* **Given entries**
# # # # # # #

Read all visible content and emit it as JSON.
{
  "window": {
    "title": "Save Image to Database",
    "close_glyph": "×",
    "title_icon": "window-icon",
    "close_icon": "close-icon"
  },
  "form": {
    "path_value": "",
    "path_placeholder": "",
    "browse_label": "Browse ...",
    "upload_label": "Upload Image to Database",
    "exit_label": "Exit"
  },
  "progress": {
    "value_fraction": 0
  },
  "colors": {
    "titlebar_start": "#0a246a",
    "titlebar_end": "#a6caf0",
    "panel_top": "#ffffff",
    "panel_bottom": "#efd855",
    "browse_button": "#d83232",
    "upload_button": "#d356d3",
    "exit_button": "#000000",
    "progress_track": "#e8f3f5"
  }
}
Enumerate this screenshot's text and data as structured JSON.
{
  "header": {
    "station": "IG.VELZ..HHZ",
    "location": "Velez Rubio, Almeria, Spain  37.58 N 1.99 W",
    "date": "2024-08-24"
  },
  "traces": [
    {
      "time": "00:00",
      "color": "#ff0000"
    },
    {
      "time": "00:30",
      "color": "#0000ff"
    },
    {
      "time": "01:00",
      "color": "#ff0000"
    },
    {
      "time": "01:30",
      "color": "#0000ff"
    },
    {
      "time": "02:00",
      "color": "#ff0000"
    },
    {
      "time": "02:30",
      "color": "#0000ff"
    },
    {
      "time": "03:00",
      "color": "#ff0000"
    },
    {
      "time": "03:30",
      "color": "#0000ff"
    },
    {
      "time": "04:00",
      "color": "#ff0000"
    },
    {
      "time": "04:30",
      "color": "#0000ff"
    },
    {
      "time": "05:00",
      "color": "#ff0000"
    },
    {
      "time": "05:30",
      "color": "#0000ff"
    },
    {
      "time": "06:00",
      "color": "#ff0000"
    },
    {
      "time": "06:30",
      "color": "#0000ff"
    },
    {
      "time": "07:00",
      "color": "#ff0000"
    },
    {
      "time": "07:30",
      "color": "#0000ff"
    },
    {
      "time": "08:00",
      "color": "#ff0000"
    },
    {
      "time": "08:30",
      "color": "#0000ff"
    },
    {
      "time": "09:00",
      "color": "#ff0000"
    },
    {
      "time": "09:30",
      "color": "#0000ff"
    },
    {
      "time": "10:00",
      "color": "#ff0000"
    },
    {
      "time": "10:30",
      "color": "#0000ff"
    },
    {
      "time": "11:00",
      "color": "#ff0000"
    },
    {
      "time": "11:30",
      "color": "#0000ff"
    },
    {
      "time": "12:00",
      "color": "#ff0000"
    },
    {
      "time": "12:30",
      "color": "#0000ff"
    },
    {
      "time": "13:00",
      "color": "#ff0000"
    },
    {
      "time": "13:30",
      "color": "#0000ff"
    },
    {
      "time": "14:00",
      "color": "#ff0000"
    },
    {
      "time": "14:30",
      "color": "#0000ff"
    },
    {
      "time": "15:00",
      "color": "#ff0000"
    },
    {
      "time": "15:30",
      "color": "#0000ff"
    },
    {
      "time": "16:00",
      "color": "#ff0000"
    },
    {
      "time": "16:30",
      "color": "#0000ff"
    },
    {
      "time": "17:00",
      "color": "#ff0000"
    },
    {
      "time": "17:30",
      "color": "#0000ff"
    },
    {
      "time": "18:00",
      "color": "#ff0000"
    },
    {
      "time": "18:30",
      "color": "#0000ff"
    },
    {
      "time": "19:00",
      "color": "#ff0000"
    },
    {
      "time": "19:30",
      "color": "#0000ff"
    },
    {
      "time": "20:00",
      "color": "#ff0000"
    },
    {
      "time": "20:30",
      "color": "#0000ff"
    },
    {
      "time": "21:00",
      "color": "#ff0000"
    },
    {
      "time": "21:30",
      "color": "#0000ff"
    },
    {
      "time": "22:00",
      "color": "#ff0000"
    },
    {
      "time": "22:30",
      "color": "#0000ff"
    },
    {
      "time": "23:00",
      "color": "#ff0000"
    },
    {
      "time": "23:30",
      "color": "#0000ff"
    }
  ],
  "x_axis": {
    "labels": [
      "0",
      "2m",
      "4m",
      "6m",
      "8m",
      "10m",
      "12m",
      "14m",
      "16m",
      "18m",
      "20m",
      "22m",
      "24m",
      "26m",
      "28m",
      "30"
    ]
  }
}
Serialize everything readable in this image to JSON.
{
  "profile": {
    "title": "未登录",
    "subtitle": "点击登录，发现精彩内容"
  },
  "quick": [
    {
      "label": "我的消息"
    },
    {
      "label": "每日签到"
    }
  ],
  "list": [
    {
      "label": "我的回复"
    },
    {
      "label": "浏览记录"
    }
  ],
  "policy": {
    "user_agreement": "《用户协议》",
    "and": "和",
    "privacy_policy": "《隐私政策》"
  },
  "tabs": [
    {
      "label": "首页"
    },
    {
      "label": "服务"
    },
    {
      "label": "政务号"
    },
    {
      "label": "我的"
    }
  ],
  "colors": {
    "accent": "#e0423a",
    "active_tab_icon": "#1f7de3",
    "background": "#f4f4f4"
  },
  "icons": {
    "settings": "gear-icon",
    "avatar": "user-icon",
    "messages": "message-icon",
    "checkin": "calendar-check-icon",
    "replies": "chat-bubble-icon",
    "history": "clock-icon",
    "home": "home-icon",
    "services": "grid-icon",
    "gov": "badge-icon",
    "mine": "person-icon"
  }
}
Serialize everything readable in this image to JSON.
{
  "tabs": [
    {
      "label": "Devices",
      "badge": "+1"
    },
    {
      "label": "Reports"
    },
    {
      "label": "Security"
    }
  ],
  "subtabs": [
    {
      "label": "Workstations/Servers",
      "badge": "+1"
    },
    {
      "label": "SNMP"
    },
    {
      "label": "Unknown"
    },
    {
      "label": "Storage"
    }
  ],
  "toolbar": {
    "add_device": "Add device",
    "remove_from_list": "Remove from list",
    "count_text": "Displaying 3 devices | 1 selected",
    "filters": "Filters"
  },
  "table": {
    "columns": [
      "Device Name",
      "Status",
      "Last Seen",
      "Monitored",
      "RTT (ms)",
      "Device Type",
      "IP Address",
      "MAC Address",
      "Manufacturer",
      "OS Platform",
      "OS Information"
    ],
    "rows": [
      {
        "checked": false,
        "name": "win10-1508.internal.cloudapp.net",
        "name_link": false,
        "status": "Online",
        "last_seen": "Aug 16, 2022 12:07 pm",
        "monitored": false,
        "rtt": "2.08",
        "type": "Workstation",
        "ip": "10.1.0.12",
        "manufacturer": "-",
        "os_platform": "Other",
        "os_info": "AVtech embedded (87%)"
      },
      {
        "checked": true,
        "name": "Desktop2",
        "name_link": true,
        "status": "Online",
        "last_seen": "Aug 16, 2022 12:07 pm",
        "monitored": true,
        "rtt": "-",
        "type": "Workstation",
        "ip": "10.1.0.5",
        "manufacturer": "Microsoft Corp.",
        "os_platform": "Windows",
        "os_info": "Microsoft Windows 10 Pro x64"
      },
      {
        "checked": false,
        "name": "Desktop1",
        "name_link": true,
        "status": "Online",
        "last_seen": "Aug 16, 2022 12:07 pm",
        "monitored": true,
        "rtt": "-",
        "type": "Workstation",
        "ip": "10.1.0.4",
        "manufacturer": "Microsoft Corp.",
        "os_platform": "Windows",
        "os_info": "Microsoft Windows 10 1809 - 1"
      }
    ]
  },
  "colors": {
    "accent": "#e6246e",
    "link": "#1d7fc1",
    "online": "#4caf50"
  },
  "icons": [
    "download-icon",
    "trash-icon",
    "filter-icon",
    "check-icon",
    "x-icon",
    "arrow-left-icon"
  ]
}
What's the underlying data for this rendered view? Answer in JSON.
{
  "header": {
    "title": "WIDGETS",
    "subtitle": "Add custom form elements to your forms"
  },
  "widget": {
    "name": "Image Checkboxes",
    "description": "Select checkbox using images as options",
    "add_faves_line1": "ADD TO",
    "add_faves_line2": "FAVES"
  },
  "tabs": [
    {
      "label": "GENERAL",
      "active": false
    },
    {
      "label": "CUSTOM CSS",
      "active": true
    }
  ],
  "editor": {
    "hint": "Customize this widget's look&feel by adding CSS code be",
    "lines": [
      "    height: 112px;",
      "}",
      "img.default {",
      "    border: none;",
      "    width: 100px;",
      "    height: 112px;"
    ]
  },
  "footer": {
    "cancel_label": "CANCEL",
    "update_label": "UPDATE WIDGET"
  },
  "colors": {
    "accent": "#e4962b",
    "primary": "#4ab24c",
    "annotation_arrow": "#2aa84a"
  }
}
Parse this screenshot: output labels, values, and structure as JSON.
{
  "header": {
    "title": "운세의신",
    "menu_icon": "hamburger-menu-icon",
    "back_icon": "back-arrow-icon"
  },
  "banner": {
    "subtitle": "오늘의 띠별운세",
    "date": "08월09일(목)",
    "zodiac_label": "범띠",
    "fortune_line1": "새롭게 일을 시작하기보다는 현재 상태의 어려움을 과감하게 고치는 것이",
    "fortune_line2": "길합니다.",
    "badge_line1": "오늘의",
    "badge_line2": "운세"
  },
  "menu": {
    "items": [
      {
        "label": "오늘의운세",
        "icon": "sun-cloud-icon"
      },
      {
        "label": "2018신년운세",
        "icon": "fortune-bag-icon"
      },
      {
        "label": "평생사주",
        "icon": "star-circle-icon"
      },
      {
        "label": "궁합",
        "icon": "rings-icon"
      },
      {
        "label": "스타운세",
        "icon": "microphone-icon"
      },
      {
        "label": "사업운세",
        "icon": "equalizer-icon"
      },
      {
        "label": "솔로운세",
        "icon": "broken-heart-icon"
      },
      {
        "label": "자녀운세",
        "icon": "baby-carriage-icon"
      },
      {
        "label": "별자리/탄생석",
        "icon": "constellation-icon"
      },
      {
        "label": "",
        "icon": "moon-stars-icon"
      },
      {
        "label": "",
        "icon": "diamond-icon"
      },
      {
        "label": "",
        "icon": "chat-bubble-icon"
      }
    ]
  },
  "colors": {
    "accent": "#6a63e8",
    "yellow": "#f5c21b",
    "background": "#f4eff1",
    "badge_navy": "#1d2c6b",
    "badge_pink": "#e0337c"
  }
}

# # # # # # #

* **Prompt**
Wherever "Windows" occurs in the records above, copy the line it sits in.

* **Expected answer**
        "os_platform": "Windows",
        "os_info": "Microsoft Windows 10 Pro x64"
        "os_platform": "Windows",
        "os_info": "Microsoft Windows 10 1809 - 1"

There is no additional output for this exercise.